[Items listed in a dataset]
=======

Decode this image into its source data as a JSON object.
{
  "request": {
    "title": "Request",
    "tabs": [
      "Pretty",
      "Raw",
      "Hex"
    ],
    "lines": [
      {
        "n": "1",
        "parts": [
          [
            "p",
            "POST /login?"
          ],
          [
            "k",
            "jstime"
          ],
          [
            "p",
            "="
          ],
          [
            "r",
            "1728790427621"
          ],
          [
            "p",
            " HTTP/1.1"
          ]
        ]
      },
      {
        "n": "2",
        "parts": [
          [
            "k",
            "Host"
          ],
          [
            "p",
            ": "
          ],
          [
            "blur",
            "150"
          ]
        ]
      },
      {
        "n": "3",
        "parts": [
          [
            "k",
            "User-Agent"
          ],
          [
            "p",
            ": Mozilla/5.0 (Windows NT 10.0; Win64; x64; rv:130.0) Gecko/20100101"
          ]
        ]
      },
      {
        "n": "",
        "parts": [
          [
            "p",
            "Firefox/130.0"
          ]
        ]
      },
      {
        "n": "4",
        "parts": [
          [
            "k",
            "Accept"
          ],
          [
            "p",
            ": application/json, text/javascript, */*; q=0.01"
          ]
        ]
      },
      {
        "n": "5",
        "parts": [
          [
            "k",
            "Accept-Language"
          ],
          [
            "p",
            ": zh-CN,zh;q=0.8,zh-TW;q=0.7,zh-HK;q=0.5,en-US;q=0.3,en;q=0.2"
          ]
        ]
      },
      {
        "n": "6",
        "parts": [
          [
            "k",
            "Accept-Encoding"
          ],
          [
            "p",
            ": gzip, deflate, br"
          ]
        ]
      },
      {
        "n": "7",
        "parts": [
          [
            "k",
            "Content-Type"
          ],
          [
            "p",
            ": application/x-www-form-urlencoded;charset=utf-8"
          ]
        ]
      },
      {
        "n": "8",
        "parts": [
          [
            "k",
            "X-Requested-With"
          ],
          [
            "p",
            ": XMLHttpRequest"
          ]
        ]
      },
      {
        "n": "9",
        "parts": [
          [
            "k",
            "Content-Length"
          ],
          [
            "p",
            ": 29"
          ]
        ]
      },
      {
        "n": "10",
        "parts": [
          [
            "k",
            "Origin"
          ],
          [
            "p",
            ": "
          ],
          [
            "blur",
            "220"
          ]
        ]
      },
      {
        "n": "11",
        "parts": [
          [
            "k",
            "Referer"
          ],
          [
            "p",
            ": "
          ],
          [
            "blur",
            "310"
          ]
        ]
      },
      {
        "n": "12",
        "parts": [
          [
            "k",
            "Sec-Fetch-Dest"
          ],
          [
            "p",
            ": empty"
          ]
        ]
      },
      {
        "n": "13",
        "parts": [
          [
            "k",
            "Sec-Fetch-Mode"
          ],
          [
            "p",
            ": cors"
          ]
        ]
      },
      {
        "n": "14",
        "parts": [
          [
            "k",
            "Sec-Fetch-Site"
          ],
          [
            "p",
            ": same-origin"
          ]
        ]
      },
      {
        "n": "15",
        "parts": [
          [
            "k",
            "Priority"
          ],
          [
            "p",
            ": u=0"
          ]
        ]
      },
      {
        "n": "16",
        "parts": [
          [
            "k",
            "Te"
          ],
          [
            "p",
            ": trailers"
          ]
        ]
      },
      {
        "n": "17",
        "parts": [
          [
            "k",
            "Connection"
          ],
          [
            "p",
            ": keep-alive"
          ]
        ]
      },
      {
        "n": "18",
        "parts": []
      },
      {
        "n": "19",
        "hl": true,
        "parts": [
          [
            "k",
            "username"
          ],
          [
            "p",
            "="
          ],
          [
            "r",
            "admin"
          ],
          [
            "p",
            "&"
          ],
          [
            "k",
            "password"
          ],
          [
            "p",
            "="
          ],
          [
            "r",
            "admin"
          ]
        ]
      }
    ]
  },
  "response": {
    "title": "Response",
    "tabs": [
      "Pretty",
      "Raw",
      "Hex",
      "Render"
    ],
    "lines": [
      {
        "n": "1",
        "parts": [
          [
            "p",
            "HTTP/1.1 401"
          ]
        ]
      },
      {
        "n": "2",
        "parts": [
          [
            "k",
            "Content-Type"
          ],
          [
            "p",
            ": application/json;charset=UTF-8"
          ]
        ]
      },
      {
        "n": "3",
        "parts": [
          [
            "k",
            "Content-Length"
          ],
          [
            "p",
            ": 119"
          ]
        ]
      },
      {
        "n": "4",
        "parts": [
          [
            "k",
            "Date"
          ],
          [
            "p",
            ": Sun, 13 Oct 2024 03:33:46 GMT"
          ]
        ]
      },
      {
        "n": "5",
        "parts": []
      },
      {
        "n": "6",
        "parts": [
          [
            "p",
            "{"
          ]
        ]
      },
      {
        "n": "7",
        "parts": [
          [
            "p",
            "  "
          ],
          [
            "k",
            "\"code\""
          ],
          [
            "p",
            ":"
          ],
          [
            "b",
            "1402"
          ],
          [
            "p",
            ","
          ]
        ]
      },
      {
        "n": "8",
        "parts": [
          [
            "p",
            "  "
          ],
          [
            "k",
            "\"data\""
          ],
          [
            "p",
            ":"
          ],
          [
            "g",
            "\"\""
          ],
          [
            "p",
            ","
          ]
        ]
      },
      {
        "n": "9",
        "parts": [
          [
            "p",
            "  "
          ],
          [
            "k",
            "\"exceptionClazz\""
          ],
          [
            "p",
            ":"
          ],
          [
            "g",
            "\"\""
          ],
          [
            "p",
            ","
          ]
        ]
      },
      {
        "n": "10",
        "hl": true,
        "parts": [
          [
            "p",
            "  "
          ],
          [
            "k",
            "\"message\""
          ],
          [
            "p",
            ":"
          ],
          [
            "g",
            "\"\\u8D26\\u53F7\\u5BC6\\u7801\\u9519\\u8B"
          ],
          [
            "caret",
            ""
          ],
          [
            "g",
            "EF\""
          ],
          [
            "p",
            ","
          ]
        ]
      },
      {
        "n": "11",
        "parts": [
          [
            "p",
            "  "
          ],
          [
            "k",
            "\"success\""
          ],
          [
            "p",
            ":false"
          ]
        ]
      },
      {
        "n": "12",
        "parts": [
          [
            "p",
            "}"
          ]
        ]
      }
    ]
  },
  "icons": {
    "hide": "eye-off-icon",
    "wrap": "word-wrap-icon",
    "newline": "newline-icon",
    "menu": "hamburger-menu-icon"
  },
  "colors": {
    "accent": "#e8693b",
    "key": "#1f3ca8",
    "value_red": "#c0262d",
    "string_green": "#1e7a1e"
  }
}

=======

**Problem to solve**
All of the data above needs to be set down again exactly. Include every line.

**Task output**
Decode this image into its source data as a JSON object.
{
  "request": {
    "title": "Request",
    "tabs": [
      "Pretty",
      "Raw",
      "Hex"
    ],
    "lines": [
      {
        "n": "1",
        "parts": [
          [
            "p",
            "POST /login?"
          ],
          [
            "k",
            "jstime"
          ],
          [
            "p",
            "="
          ],
          [
            "r",
            "1728790427621"
          ],
          [
            "p",
            " HTTP/1.1"
          ]
        ]
      },
      {
        "n": "2",
        "parts": [
          [
            "k",
            "Host"
          ],
          [
            "p",
            ": "
          ],
          [
            "blur",
            "150"
          ]
        ]
      },
      {
        "n": "3",
        "parts": [
          [
            "k",
            "User-Agent"
          ],
          [
            "p",
            ": Mozilla/5.0 (Windows NT 10.0; Win64; x64; rv:130.0) Gecko/20100101"
          ]
        ]
      },
      {
        "n": "",
        "parts": [
          [
            "p",
            "Firefox/130.0"
          ]
        ]
      },
      {
        "n": "4",
        "parts": [
          [
            "k",
            "Accept"
          ],
          [
            "p",
            ": application/json, text/javascript, */*; q=0.01"
          ]
        ]
      },
      {
        "n": "5",
        "parts": [
          [
            "k",
            "Accept-Language"
          ],
          [
            "p",
            ": zh-CN,zh;q=0.8,zh-TW;q=0.7,zh-HK;q=0.5,en-US;q=0.3,en;q=0.2"
          ]
        ]
      },
      {
        "n": "6",
        "parts": [
          [
            "k",
            "Accept-Encoding"
          ],
          [
            "p",
            ": gzip, deflate, br"
          ]
        ]
      },
      {
        "n": "7",
        "parts": [
          [
            "k",
            "Content-Type"
          ],
          [
            "p",
            ": application/x-www-form-urlencoded;charset=utf-8"
          ]
        ]
      },
      {
        "n": "8",
        "parts": [
          [
            "k",
            "X-Requested-With"
          ],
          [
            "p",
            ": XMLHttpRequest"
          ]
        ]
      },
      {
        "n": "9",
        "parts": [
          [
            "k",
            "Content-Length"
          ],
          [
            "p",
            ": 29"
          ]
        ]
      },
      {
        "n": "10",
        "parts": [
          [
            "k",
            "Origin"
          ],
          [
            "p",
            ": "
          ],
          [
            "blur",
            "220"
          ]
        ]
      },
      {
        "n": "11",
        "parts": [
          [
            "k",
            "Referer"
          ],
          [
            "p",
            ": "
          ],
          [
            "blur",
            "310"
          ]
        ]
      },
      {
        "n": "12",
        "parts": [
          [
            "k",
            "Sec-Fetch-Dest"
          ],
          [
            "p",
            ": empty"
          ]
        ]
      },
      {
        "n": "13",
        "parts": [
          [
            "k",
            "Sec-Fetch-Mode"
          ],
          [
            "p",
            ": cors"
          ]
        ]
      },
      {
        "n": "14",
        "parts": [
          [
            "k",
            "Sec-Fetch-Site"
          ],
          [
            "p",
            ": same-origin"
          ]
        ]
      },
      {
        "n": "15",
        "parts": [
          [
            "k",
            "Priority"
          ],
          [
            "p",
            ": u=0"
          ]
        ]
      },
      {
        "n": "16",
        "parts": [
          [
            "k",
            "Te"
          ],
          [
            "p",
            ": trailers"
          ]
        ]
      },
      {
        "n": "17",
        "parts": [
          [
            "k",
            "Connection"
          ],
          [
            "p",
            ": keep-alive"
          ]
        ]
      },
      {
        "n": "18",
        "parts": []
      },
      {
        "n": "19",
        "hl": true,
        "parts": [
          [
            "k",
            "username"
          ],
          [
            "p",
            "="
          ],
          [
            "r",
            "admin"
          ],
          [
            "p",
            "&"
          ],
          [
            "k",
            "password"
          ],
          [
            "p",
            "="
          ],
          [
            "r",
            "admin"
          ]
        ]
      }
    ]
  },
  "response": {
    "title": "Response",
    "tabs": [
      "Pretty",
      "Raw",
      "Hex",
      "Render"
    ],
    "lines": [
      {
        "n": "1",
        "parts": [
          [
            "p",
            "HTTP/1.1 401"
          ]
        ]
      },
      {
        "n": "2",
        "parts": [
          [
            "k",
            "Content-Type"
          ],
          [
            "p",
            ": application/json;charset=UTF-8"
          ]
        ]
      },
      {
        "n": "3",
        "parts": [
          [
            "k",
            "Content-Length"
          ],
          [
            "p",
            ": 119"
          ]
        ]
      },
      {
        "n": "4",
        "parts": [
          [
            "k",
            "Date"
          ],
          [
            "p",
            ": Sun, 13 Oct 2024 03:33:46 GMT"
          ]
        ]
      },
      {
        "n": "5",
        "parts": []
      },
      {
        "n": "6",
        "parts": [
          [
            "p",
            "{"
          ]
        ]
      },
      {
        "n": "7",
        "parts": [
          [
            "p",
            "  "
          ],
          [
            "k",
            "\"code\""
          ],
          [
            "p",
            ":"
          ],
          [
            "b",
            "1402"
          ],
          [
            "p",
            ","
          ]
        ]
      },
      {
        "n": "8",
        "parts": [
          [
            "p",
            "  "
          ],
          [
            "k",
            "\"data\""
          ],
          [
            "p",
            ":"
          ],
          [
            "g",
            "\"\""
          ],
          [
            "p",
            ","
          ]
        ]
      },
      {
        "n": "9",
        "parts": [
          [
            "p",
            "  "
          ],
          [
            "k",
            "\"exceptionClazz\""
          ],
          [
            "p",
            ":"
          ],
          [
            "g",
            "\"\""
          ],
          [
            "p",
            ","
          ]
        ]
      },
      {
        "n": "10",
        "hl": true,
        "parts": [
          [
            "p",
            "  "
          ],
          [
            "k",
            "\"message\""
          ],
          [
            "p",
            ":"
          ],
          [
            "g",
            "\"\\u8D26\\u53F7\\u5BC6\\u7801\\u9519\\u8B"
          ],
          [
            "caret",
            ""
          ],
          [
            "g",
            "EF\""
          ],
          [
            "p",
            ","
          ]
        ]
      },
      {
        "n": "11",
        "parts": [
          [
            "p",
            "  "
          ],
          [
            "k",
            "\"success\""
          ],
          [
            "p",
            ":false"
          ]
        ]
      },
      {
        "n": "12",
        "parts": [
          [
            "p",
            "}"
          ]
        ]
      }
    ]
  },
  "icons": {
    "hide": "eye-off-icon",
    "wrap": "word-wrap-icon",
    "newline": "newline-icon",
    "menu": "hamburger-menu-icon"
  },
  "colors": {
    "accent": "#e8693b",
    "key": "#1f3ca8",
    "value_red": "#c0262d",
    "string_green": "#1e7a1e"
  }
}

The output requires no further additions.